At work, we found that our jobs are equal parts thrilling and educative. Few of us have been placed into a position with which we had great familiarity before. Attorneys have exposed both me and Lindsey to so many cases and law subsections that we may otherwise have drowned in paperwork were it not for their kind summaries; Bryan has discovered a world of trees that he perhaps never knew was so diverse; Alison, along with all her experience at the growing Duke Farm, has learned even more about the harvesting of edibles.
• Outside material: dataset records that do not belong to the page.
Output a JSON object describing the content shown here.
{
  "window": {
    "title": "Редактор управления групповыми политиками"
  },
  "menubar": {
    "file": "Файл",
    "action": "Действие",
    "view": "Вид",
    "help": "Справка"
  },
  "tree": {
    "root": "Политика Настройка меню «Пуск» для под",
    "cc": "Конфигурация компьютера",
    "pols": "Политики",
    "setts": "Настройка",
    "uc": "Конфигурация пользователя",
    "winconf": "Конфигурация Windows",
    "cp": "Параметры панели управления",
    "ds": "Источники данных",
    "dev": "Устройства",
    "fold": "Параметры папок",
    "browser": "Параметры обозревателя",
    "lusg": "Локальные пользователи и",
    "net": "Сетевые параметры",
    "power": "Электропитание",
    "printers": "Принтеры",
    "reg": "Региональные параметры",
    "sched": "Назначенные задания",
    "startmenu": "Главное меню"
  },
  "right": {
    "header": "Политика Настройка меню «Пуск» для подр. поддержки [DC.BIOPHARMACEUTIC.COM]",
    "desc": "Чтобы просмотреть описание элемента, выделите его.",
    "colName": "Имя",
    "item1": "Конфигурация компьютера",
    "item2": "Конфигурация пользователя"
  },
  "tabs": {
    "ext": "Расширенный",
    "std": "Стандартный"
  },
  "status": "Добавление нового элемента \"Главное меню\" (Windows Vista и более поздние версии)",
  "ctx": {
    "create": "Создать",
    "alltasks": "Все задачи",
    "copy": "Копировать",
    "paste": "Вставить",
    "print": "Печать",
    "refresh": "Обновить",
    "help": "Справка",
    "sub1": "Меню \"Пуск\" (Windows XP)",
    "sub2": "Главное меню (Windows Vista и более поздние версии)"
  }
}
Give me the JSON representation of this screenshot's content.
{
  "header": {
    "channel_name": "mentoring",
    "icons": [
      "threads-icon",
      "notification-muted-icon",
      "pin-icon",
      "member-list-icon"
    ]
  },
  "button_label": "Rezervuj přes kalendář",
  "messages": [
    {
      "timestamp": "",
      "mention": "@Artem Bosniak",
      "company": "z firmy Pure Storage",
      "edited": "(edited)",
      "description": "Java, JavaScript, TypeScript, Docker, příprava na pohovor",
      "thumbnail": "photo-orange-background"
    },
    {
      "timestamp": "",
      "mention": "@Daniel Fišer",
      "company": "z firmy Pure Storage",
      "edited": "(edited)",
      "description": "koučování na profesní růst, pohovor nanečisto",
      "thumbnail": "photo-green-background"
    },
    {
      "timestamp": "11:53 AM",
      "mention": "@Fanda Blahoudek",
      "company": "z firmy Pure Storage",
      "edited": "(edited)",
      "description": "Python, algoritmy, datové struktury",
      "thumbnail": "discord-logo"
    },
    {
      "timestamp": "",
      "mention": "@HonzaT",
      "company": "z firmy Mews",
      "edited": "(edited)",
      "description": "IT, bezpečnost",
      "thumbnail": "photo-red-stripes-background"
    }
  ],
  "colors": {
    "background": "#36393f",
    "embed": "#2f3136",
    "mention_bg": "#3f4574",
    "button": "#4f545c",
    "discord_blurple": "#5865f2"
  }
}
Our other fellow students have learned just as much if not more in their positions as well.

Today’s title comes from Maya Angelou’s “In and Out of Time:”

The sun has come.
The mist has gone.
We see in the distance…
our long way home.
I was always yours to have.
You were always mine.

We have loved each other in and out of time.

When the first stone looked up at the blazing sun
and the first tree struggled up from the forest floor
I had always loved you more.
You freed your braids…
gave your hair to the breeze.
It hummed like a hive of honey bees.
I reached in the mass for the sweet honey comb there….
Mmmm…God how I love your hair.

You saw me bludgeoned by circumstance.
Lost, injured, hurt by chance.
I screamed to the heavens….loudly screamed….
Trying to change our nightmares into dreams…

The sun has come.
The mist has gone.
We see in the distance our long way home.
I was always yours to have.
You were always mine.
We have loved each other in and out
in and out
in and out
of time.